> **Try it**
If a line in the data below holds the word "JSON", copy it.

> **The input**
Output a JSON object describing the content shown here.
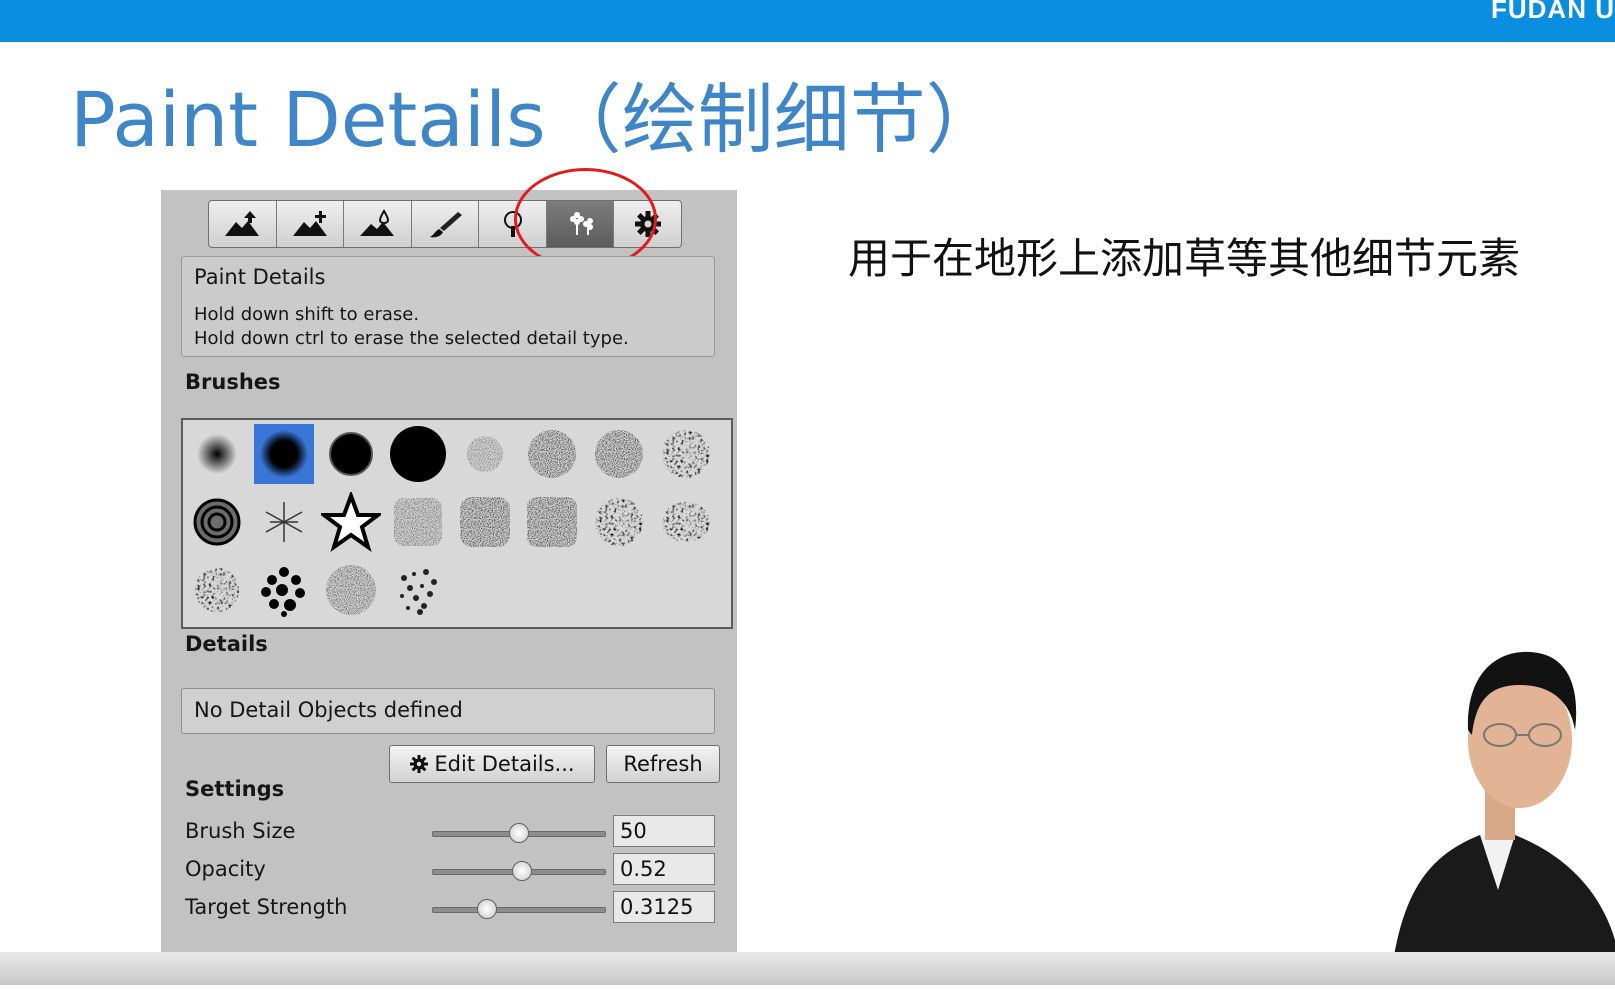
{
  "header": {
    "brand": "FUDAN U"
  },
  "slide": {
    "title": "Paint Details（绘制细节）",
    "description": "用于在地形上添加草等其他细节元素"
  },
  "inspector": {
    "toolbar": {
      "tools": [
        {
          "name": "raise-lower-terrain",
          "icon": "mountain-arrow-icon",
          "active": false
        },
        {
          "name": "paint-height",
          "icon": "mountain-plus-icon",
          "active": false
        },
        {
          "name": "smooth-height",
          "icon": "mountain-drop-icon",
          "active": false
        },
        {
          "name": "paint-texture",
          "icon": "brush-icon",
          "active": false
        },
        {
          "name": "place-trees",
          "icon": "tree-icon",
          "active": false
        },
        {
          "name": "paint-details",
          "icon": "flowers-icon",
          "active": true
        },
        {
          "name": "terrain-settings",
          "icon": "gear-icon",
          "active": false
        }
      ]
    },
    "info": {
      "title": "Paint Details",
      "line1": "Hold down shift to erase.",
      "line2": "Hold down ctrl to erase the selected detail type."
    },
    "brushes_label": "Brushes",
    "brushes_selected_index": 1,
    "details_label": "Details",
    "details_message": "No Detail Objects defined",
    "edit_details_label": "Edit Details...",
    "refresh_label": "Refresh",
    "settings_label": "Settings",
    "settings": [
      {
        "label": "Brush Size",
        "value": "50",
        "fraction": 0.5
      },
      {
        "label": "Opacity",
        "value": "0.52",
        "fraction": 0.52
      },
      {
        "label": "Target Strength",
        "value": "0.3125",
        "fraction": 0.3125
      }
    ]
  },
  "colors": {
    "topbar": "#0a8fe0",
    "title": "#3f86c9",
    "selection": "#3a75d8",
    "highlight_circle": "#e11c1c"
  }
}
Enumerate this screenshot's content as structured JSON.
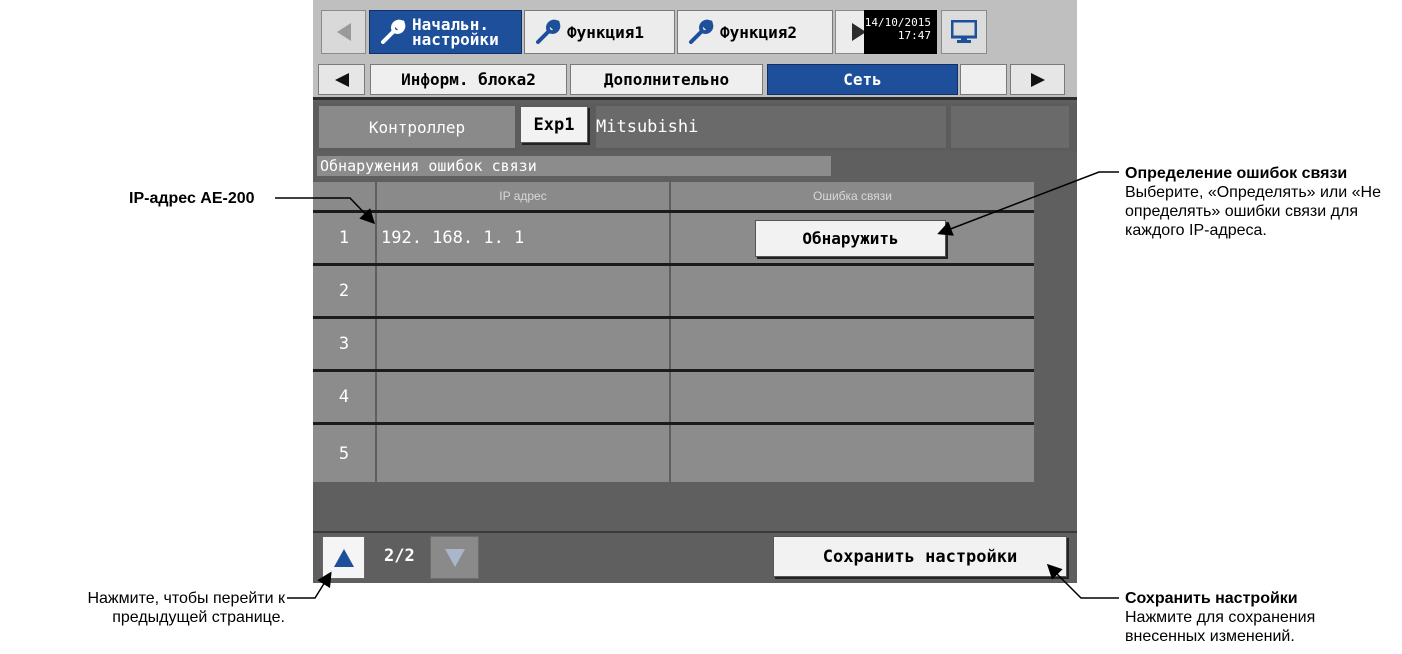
{
  "topbar": {
    "tabs": [
      {
        "label": "Начальн.\nнастройки",
        "active": true,
        "icon": "wrench-icon"
      },
      {
        "label": "Функция1",
        "active": false,
        "icon": "wrench-icon"
      },
      {
        "label": "Функция2",
        "active": false,
        "icon": "wrench-icon"
      }
    ],
    "date": "14/10/2015",
    "time": "17:47"
  },
  "subtabs": [
    "Информ. блока2",
    "Дополнительно",
    "Сеть"
  ],
  "controller": {
    "label": "Контроллер",
    "button": "Exp1",
    "name": "Mitsubishi"
  },
  "section_title": "Обнаружения ошибок связи",
  "table": {
    "headers": [
      "IP адрес",
      "Ошибка связи"
    ],
    "rows": [
      {
        "num": "1",
        "ip": "192. 168. 1. 1",
        "action": "Обнаружить"
      },
      {
        "num": "2",
        "ip": "",
        "action": ""
      },
      {
        "num": "3",
        "ip": "",
        "action": ""
      },
      {
        "num": "4",
        "ip": "",
        "action": ""
      },
      {
        "num": "5",
        "ip": "",
        "action": ""
      }
    ]
  },
  "pager": {
    "page": "2/2"
  },
  "save_label": "Сохранить настройки",
  "annotations": {
    "ip_label": "IP-адрес AE-200",
    "err_title": "Определение ошибок связи",
    "err_text": "Выберите, «Определять» или «Не определять» ошибки связи для каждого IP-адреса.",
    "prev_text": "Нажмите, чтобы перейти к предыдущей странице.",
    "save_title": "Сохранить настройки",
    "save_text": "Нажмите для сохранения внесенных изменений."
  },
  "colors": {
    "accent": "#1e4f9a",
    "panel": "#5f5f5f",
    "cell": "#8c8c8c"
  }
}
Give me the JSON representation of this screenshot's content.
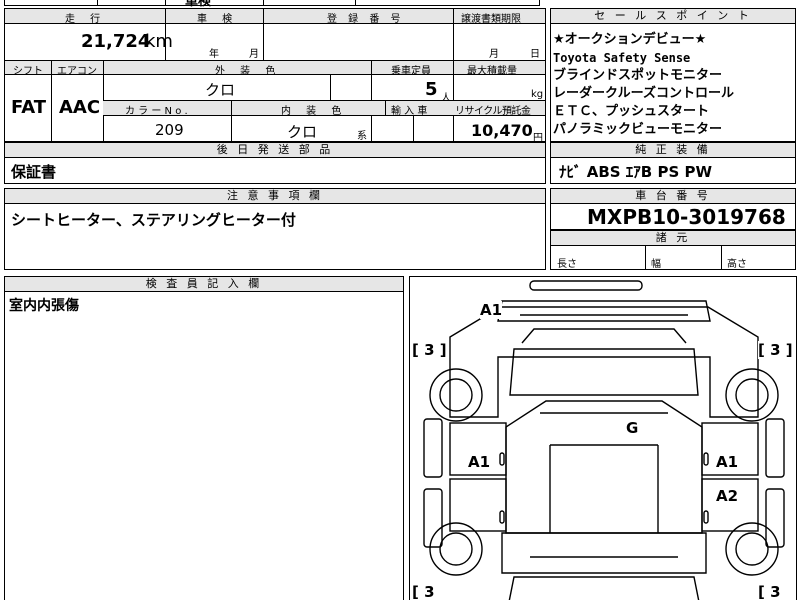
{
  "top_strip": {
    "partial_text": "車検"
  },
  "mileage": {
    "header": "走 行",
    "value": "21,724",
    "unit": "km"
  },
  "inspection": {
    "header": "車 検",
    "year_label": "年",
    "month_label": "月"
  },
  "registration": {
    "header": "登 録 番 号"
  },
  "transfer_deadline": {
    "header": "譲渡書類期限",
    "month_label": "月",
    "day_label": "日"
  },
  "shift": {
    "header": "シフト",
    "value": "FAT"
  },
  "aircon": {
    "header": "エアコン",
    "value": "AAC"
  },
  "exterior_color": {
    "header": "外 装 色",
    "value": "クロ"
  },
  "capacity": {
    "header": "乗車定員",
    "value": "5",
    "unit": "人"
  },
  "max_load": {
    "header": "最大積載量",
    "unit": "kg"
  },
  "color_no": {
    "header": "カ ラ ー N o .",
    "value": "209"
  },
  "interior_color": {
    "header": "内 装 色",
    "value": "クロ",
    "suffix": "系"
  },
  "import": {
    "header": "輸 入 車"
  },
  "recycle": {
    "header": "リサイクル預託金",
    "value": "10,470",
    "unit": "円"
  },
  "followup_parts": {
    "header": "後 日 発 送 部 品",
    "value": "保証書"
  },
  "sales_points": {
    "header": "セ ー ル ス ポ イ ン ト",
    "lines": [
      "★オークションデビュー★",
      "Toyota Safety Sense",
      "ブラインドスポットモニター",
      "レーダークルーズコントロール",
      "ＥＴＣ、プッシュスタート",
      "パノラミックビューモニター"
    ]
  },
  "genuine_equipment": {
    "header": "純 正 装 備",
    "value": "ﾅﾋﾞ ABS ｴｱB PS PW"
  },
  "notes": {
    "header": "注 意 事 項 欄",
    "value": "シートヒーター、ステアリングヒーター付"
  },
  "chassis": {
    "header": "車 台 番 号",
    "value": "MXPB10-3019768"
  },
  "dimensions": {
    "header": "諸 元",
    "length": "長さ",
    "width": "幅",
    "height": "高さ"
  },
  "inspector": {
    "header": "検 査 員 記 入 欄",
    "value": "室内内張傷"
  },
  "damage_map": {
    "marks": {
      "a1_top": "A1",
      "g": "G",
      "a1_left": "A1",
      "a1_right": "A1",
      "a2_right": "A2",
      "tire_fl": "[ 3 ]",
      "tire_fr": "[ 3 ]",
      "tire_rl": "[ 3",
      "tire_rr": "[ 3"
    }
  }
}
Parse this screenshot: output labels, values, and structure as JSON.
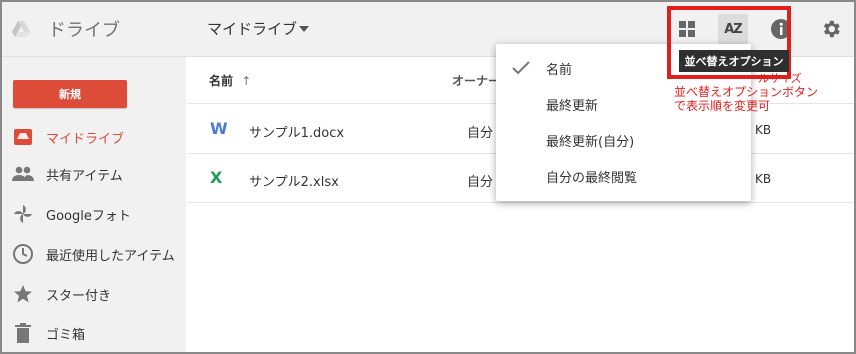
{
  "header": {
    "app_title": "ドライブ",
    "folder_title": "マイドライブ"
  },
  "toolbar": {
    "tooltip": "並べ替えオプション",
    "sort_icon_text": "AZ"
  },
  "sidebar": {
    "new_label": "新規",
    "items": [
      {
        "label": "マイドライブ",
        "icon": "drive-icon"
      },
      {
        "label": "共有アイテム",
        "icon": "people-icon"
      },
      {
        "label": "Googleフォト",
        "icon": "photos-icon"
      },
      {
        "label": "最近使用したアイテム",
        "icon": "clock-icon"
      },
      {
        "label": "スター付き",
        "icon": "star-icon"
      },
      {
        "label": "ゴミ箱",
        "icon": "trash-icon"
      }
    ]
  },
  "list": {
    "col_name": "名前",
    "col_owner": "オーナー",
    "col_size_partial": "ルサイズ",
    "files": [
      {
        "icon": "W",
        "name": "サンプル1.docx",
        "owner": "自分",
        "size": "KB"
      },
      {
        "icon": "X",
        "name": "サンプル2.xlsx",
        "owner": "自分",
        "size": "KB"
      }
    ]
  },
  "sort_menu": {
    "items": [
      "名前",
      "最終更新",
      "最終更新(自分)",
      "自分の最終閲覧"
    ]
  },
  "annotation": {
    "line1": "並べ替えオプションボタン",
    "line2": "で表示順を変更可"
  },
  "colors": {
    "accent_red": "#dd4b39",
    "highlight": "#e0201d",
    "word_blue": "#4a7bd6",
    "excel_green": "#1e9e5a"
  }
}
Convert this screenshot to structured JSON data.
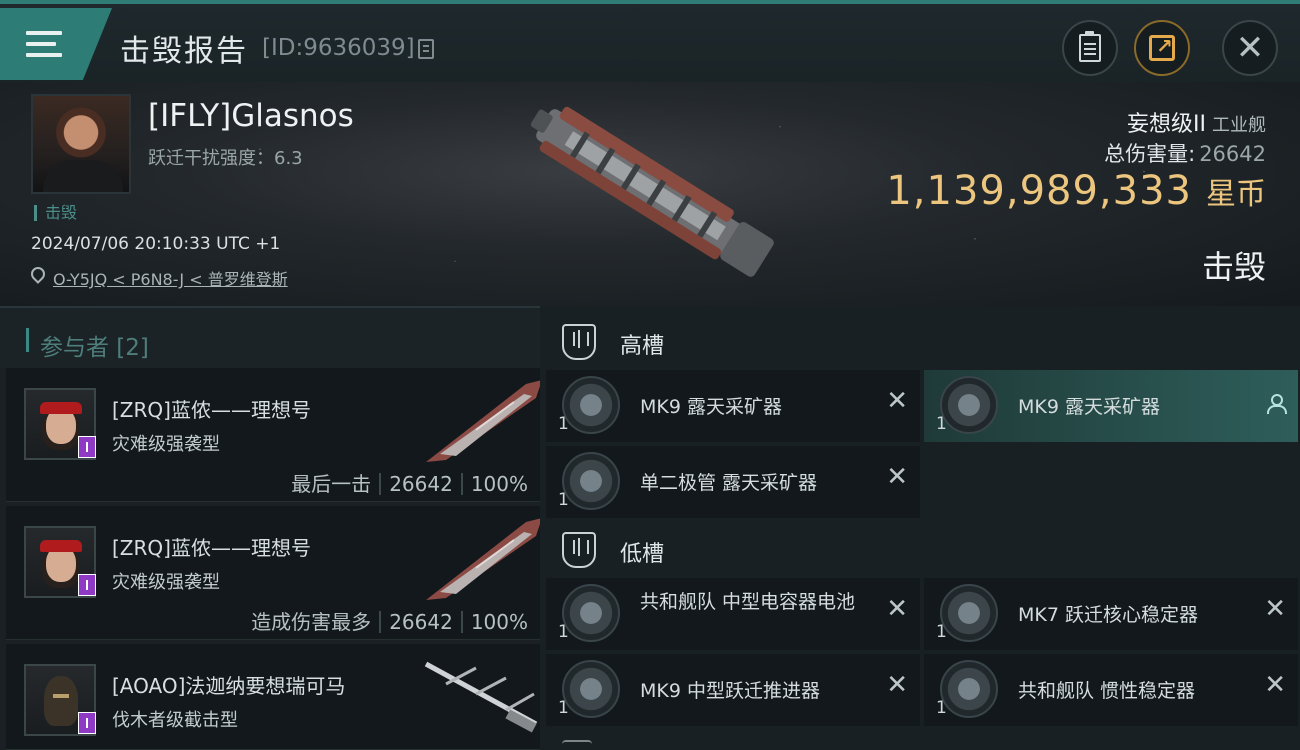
{
  "topbar": {
    "title": "击毁报告",
    "id_text": "[ID:9636039]"
  },
  "victim": {
    "name": "[IFLY]Glasnos",
    "warp_jam_label": "跃迁干扰强度：",
    "warp_jam_value": "6.3",
    "status_tag": "击毁",
    "time": "2024/07/06 20:10:33 UTC +1",
    "location": "O-Y5JQ < P6N8-J < 普罗维登斯"
  },
  "ship": {
    "name": "妄想级II",
    "class": "工业舰",
    "total_damage_label": "总伤害量:",
    "total_damage": "26642",
    "isk_value": "1,139,989,333",
    "isk_unit": "星币",
    "result": "击毁"
  },
  "participants": {
    "title": "参与者 [2]",
    "items": [
      {
        "name": "[ZRQ]蓝侬——理想号",
        "ship": "灾难级强袭型",
        "role": "最后一击",
        "damage": "26642",
        "percent": "100%"
      },
      {
        "name": "[ZRQ]蓝侬——理想号",
        "ship": "灾难级强袭型",
        "role": "造成伤害最多",
        "damage": "26642",
        "percent": "100%"
      },
      {
        "name": "[AOAO]法迦纳要想瑞可马",
        "ship": "伐木者级截击型"
      }
    ]
  },
  "fitting": {
    "high_slot_label": "高槽",
    "low_slot_label": "低槽",
    "high": [
      {
        "name": "MK9 露天采矿器",
        "qty": "1"
      },
      {
        "name": "MK9 露天采矿器",
        "qty": "1"
      },
      {
        "name": "单二极管 露天采矿器",
        "qty": "1"
      }
    ],
    "low": [
      {
        "name": "共和舰队 中型电容器电池",
        "qty": "1"
      },
      {
        "name": "MK7 跃迁核心稳定器",
        "qty": "1"
      },
      {
        "name": "MK9 中型跃迁推进器",
        "qty": "1"
      },
      {
        "name": "共和舰队 惯性稳定器",
        "qty": "1"
      }
    ]
  },
  "colors": {
    "accent": "#2d7d76",
    "isk_gold": "#ecc67e",
    "badge_red": "#d21f22",
    "badge_purple": "#8e3ac4"
  },
  "icons": [
    "menu-icon",
    "copy-icon",
    "clipboard-icon",
    "share-icon",
    "close-icon",
    "location-icon",
    "high-slot-icon",
    "low-slot-icon",
    "remove-icon",
    "person-icon"
  ]
}
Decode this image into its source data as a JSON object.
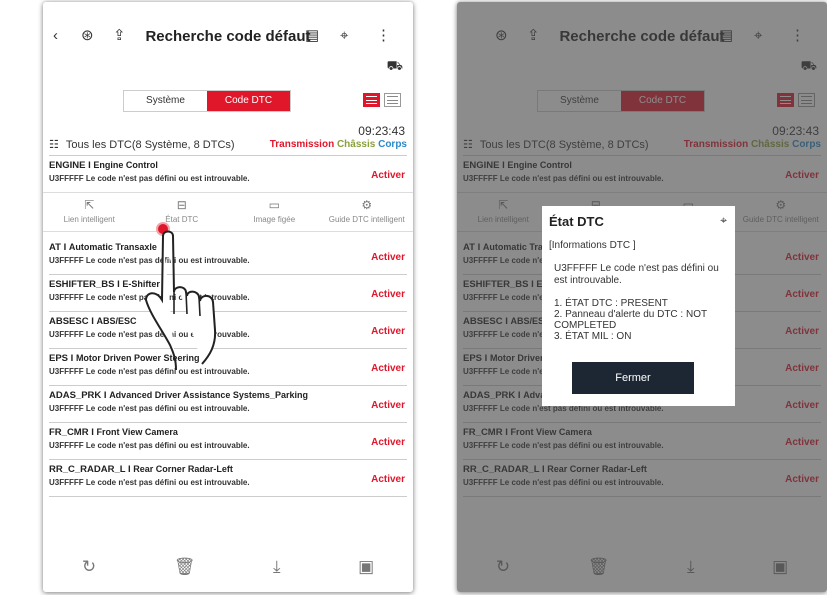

> **Response area**
Output a JSON object describing the content shown here.
Enumerate this screenshot's content as structured JSON.
Give me the JSON representation of this screenshot's content.
Parse this screenshot: output labels, values, and structure as JSON.
Convert this screenshot to structured JSON data.
Decode this image into its source data as a JSON object.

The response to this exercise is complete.